Posted November 10
A safety feature common in Europe is making its way to infant car seats in the U.S.
The feature's run in vehicles across the pond means there's already proof that it works. Consumer Reports says child seat safety progress is continuing with the design called a "load leg."
Today's car seats are a lot different from those from 40 years ago, when Consumer Reports started testing them. All the changes, though, have dramatically improved safety.
The most recent improvement is called the load leg, which extends from the base of the infant seat to the floor, making the seat more stable.
In recent Consumer Reports tests, four seats with load legs received the highest performance rating in a simulated 35 mph crash test.
Side-by-side crash test video shows how similar seats from the same manufacturer perform with and without the load leg.
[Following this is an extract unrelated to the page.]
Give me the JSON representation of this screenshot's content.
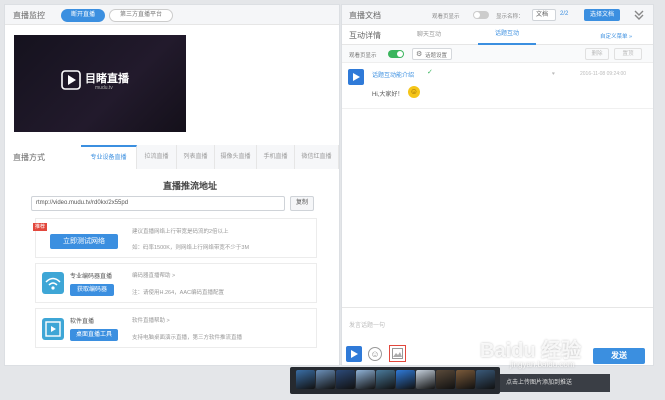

Both performed well, but the seat with the load leg has less forward motion than the one without it.
"In our crash tests, seats with a load leg resulted in almost a 50 percent decrease in head injury risk to the dummy compared to seats without it," said Consumer Reports' Emily Thomas.
Even though the load leg adds a step to the installation, Consumer Reports found it easy to use.
But of course you'll pay a premium for the new feature: Prices range from $250 to almost $400.
While Consumer Reports says all seats are safe when used and installed correctly, but seats with a load leg feature offer an additional margin of safety.
Consumer Reports warns, though, that not all American cars are designed to work with this new style of car seat.
If you're considering an infant seat with a load leg, be sure to check your vehicle manual for any restrictions.
Another note, rear-facing infant seats typically offer the best fit for children under 1 year old.